Element data from apps and pages
▼
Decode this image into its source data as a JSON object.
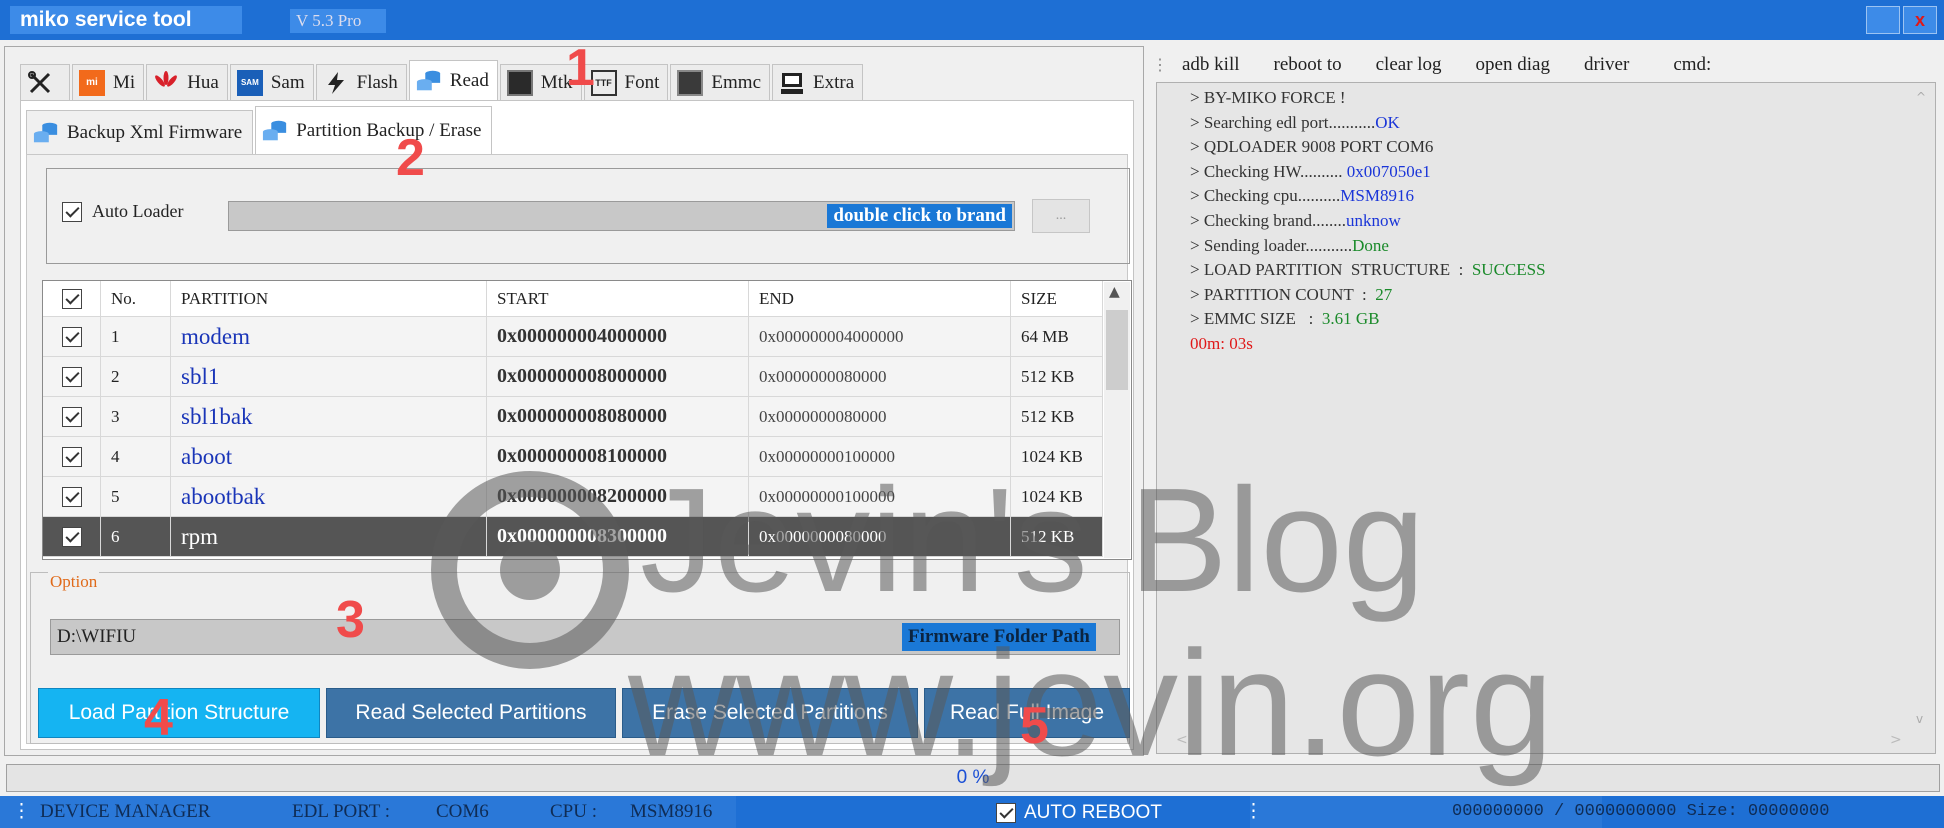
{
  "window": {
    "title": "miko service tool",
    "version": "V 5.3 Pro",
    "close_glyph": "x"
  },
  "main_tabs": [
    {
      "label": "",
      "icon": "tools-icon"
    },
    {
      "label": "Mi",
      "icon": "mi-logo-icon"
    },
    {
      "label": "Hua",
      "icon": "huawei-logo-icon"
    },
    {
      "label": "Sam",
      "icon": "samsung-logo-icon"
    },
    {
      "label": "Flash",
      "icon": "lightning-icon"
    },
    {
      "label": "Read",
      "icon": "database-icon"
    },
    {
      "label": "Mtk",
      "icon": "chip-icon"
    },
    {
      "label": "Font",
      "icon": "font-file-icon"
    },
    {
      "label": "Emmc",
      "icon": "emmc-chip-icon"
    },
    {
      "label": "Extra",
      "icon": "extra-icon"
    }
  ],
  "sub_tabs": [
    {
      "label": "Backup Xml Firmware",
      "icon": "database-icon"
    },
    {
      "label": "Partition Backup / Erase",
      "icon": "database-icon"
    }
  ],
  "auto_loader": {
    "label": "Auto Loader",
    "brand_text": "double click to brand",
    "browse_label": "...",
    "checked": true
  },
  "table": {
    "headers": [
      "No.",
      "PARTITION",
      "START",
      "END",
      "SIZE"
    ],
    "rows": [
      {
        "no": "1",
        "name": "modem",
        "start": "0x000000004000000",
        "end": "0x000000004000000",
        "size": "64 MB"
      },
      {
        "no": "2",
        "name": "sbl1",
        "start": "0x000000008000000",
        "end": "0x0000000080000",
        "size": "512 KB"
      },
      {
        "no": "3",
        "name": "sbl1bak",
        "start": "0x000000008080000",
        "end": "0x0000000080000",
        "size": "512 KB"
      },
      {
        "no": "4",
        "name": "aboot",
        "start": "0x000000008100000",
        "end": "0x00000000100000",
        "size": "1024 KB"
      },
      {
        "no": "5",
        "name": "abootbak",
        "start": "0x000000008200000",
        "end": "0x00000000100000",
        "size": "1024 KB"
      },
      {
        "no": "6",
        "name": "rpm",
        "start": "0x000000008300000",
        "end": "0x0000000080000",
        "size": "512 KB"
      }
    ],
    "selected_row": 6
  },
  "option": {
    "label": "Option",
    "path": "D:\\WIFIU",
    "path_button": "Firmware Folder Path"
  },
  "buttons": {
    "load": "Load Partition Structure",
    "read": "Read Selected Partitions",
    "erase": "Erase Selected Partitions",
    "read_full": "Read Full Image"
  },
  "commands": [
    "adb kill",
    "reboot to",
    "clear log",
    "open diag",
    "driver",
    "cmd:"
  ],
  "log": [
    {
      "text": "> BY-MIKO FORCE !",
      "value": "",
      "color": "#333333"
    },
    {
      "text": "> Searching edl port...........",
      "value": "OK",
      "color": "#1a35d8"
    },
    {
      "text": "> QDLOADER 9008 PORT COM6",
      "value": "",
      "color": "#333333"
    },
    {
      "text": "> Checking HW..........",
      "value": " 0x007050e1",
      "color": "#1a35d8"
    },
    {
      "text": "> Checking cpu..........",
      "value": "MSM8916",
      "color": "#1a35d8"
    },
    {
      "text": "> Checking brand........",
      "value": "unknow",
      "color": "#1a35d8"
    },
    {
      "text": "> Sending loader...........",
      "value": "Done",
      "color": "#1a8a2a"
    },
    {
      "text": "> LOAD PARTITION  STRUCTURE  :  ",
      "value": "SUCCESS",
      "color": "#1a8a2a"
    },
    {
      "text": "> PARTITION COUNT  :  ",
      "value": "27",
      "color": "#1a8a2a"
    },
    {
      "text": "> EMMC SIZE   :  ",
      "value": "3.61 GB",
      "color": "#1a8a2a"
    },
    {
      "text": "",
      "value": "00m: 03s",
      "color": "#e01818"
    }
  ],
  "progress": {
    "text": "0  %",
    "value": 0
  },
  "status_bar": {
    "device_manager": "DEVICE MANAGER",
    "edl_port_label": "EDL PORT :",
    "edl_port": "COM6",
    "cpu_label": "CPU :",
    "cpu": "MSM8916",
    "auto_reboot": "AUTO REBOOT",
    "counter": "000000000 / 0000000000 Size: 00000000"
  },
  "watermark": {
    "line1": "Jevin's Blog",
    "line2": "www.jevin.org"
  },
  "annotations": [
    "1",
    "2",
    "3",
    "4",
    "5"
  ]
}
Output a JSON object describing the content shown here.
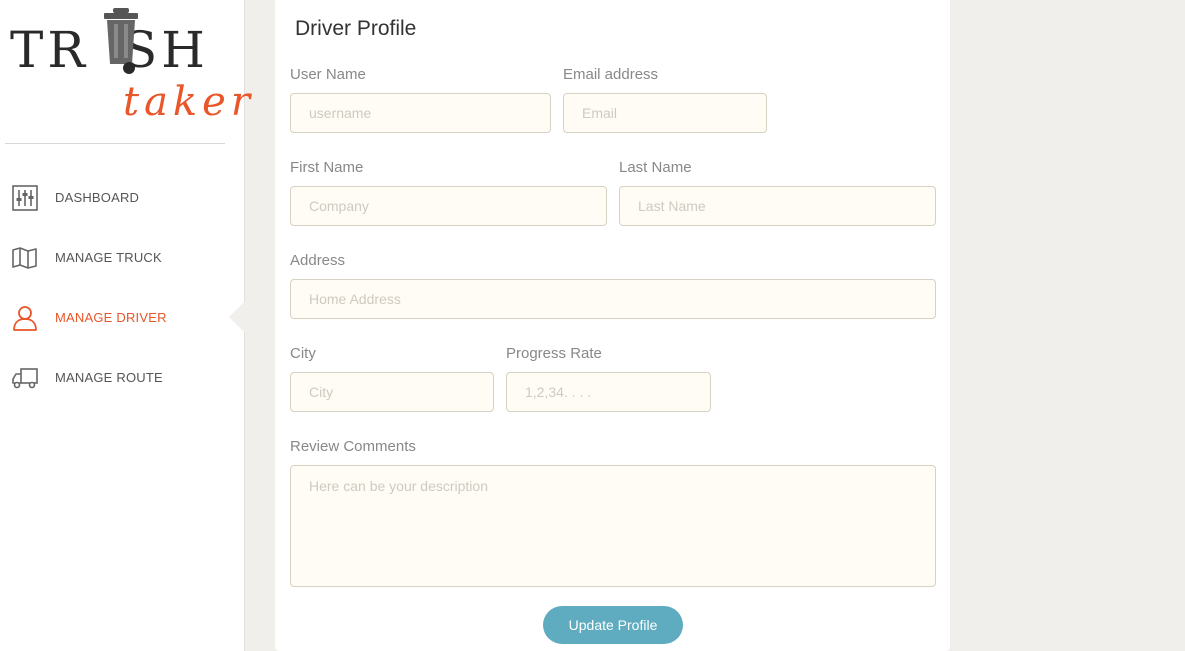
{
  "brand": {
    "word1": "TRASH",
    "word2": "taker",
    "accent_color": "#e8562a"
  },
  "sidebar": {
    "items": [
      {
        "label": "DASHBOARD",
        "icon": "sliders-icon",
        "active": false
      },
      {
        "label": "MANAGE TRUCK",
        "icon": "map-icon",
        "active": false
      },
      {
        "label": "MANAGE DRIVER",
        "icon": "user-icon",
        "active": true
      },
      {
        "label": "MANAGE ROUTE",
        "icon": "truck-icon",
        "active": false
      }
    ]
  },
  "form": {
    "title": "Driver Profile",
    "username": {
      "label": "User Name",
      "placeholder": "username",
      "value": ""
    },
    "email": {
      "label": "Email address",
      "placeholder": "Email",
      "value": ""
    },
    "first_name": {
      "label": "First Name",
      "placeholder": "Company",
      "value": ""
    },
    "last_name": {
      "label": "Last Name",
      "placeholder": "Last Name",
      "value": ""
    },
    "address": {
      "label": "Address",
      "placeholder": "Home Address",
      "value": ""
    },
    "city": {
      "label": "City",
      "placeholder": "City",
      "value": ""
    },
    "progress_rate": {
      "label": "Progress Rate",
      "placeholder": "1,2,34. . . .",
      "value": ""
    },
    "review_comments": {
      "label": "Review Comments",
      "placeholder": "Here can be your description",
      "value": ""
    },
    "submit_label": "Update Profile"
  },
  "colors": {
    "button": "#5fabbf",
    "input_bg": "#fffcf5",
    "active_nav": "#e8562a"
  }
}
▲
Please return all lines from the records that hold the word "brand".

[ANSWER SPACE]:
    "brand_text": "double click to brand",
      "text": "> Checking brand........",
  "brand": {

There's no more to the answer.